EXERCISE DETAILS - Go through the records below and report each line with "adjib" in it.

--- RECORDS SHOWN Enclosed Below ---

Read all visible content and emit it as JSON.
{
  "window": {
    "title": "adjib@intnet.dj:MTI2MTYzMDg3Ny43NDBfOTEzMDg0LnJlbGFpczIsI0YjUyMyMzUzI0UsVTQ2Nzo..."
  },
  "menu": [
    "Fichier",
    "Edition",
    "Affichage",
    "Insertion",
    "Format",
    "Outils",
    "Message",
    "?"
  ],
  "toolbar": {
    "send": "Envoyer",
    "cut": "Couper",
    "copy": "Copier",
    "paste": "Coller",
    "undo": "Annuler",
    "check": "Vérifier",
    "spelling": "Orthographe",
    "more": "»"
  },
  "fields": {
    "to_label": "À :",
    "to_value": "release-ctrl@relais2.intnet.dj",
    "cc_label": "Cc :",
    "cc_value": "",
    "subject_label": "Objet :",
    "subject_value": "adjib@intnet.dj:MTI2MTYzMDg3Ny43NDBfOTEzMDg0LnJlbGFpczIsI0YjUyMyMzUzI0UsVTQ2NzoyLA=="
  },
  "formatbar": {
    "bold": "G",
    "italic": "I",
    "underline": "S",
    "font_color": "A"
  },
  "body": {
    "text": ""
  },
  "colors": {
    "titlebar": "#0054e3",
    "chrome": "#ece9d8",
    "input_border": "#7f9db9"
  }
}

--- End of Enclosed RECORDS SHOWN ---

COMPLETED TASK -
    "title": "adjib@intnet.dj:MTI2MTYzMDg3Ny43NDBfOTEzMDg0LnJlbGFpczIsI0YjUyMyMzUzI0UsVTQ2Nzo..."
    "subject_value": "adjib@intnet.dj:MTI2MTYzMDg3Ny43NDBfOTEzMDg0LnJlbGFpczIsI0YjUyMyMzUzI0UsVTQ2NzoyLA=="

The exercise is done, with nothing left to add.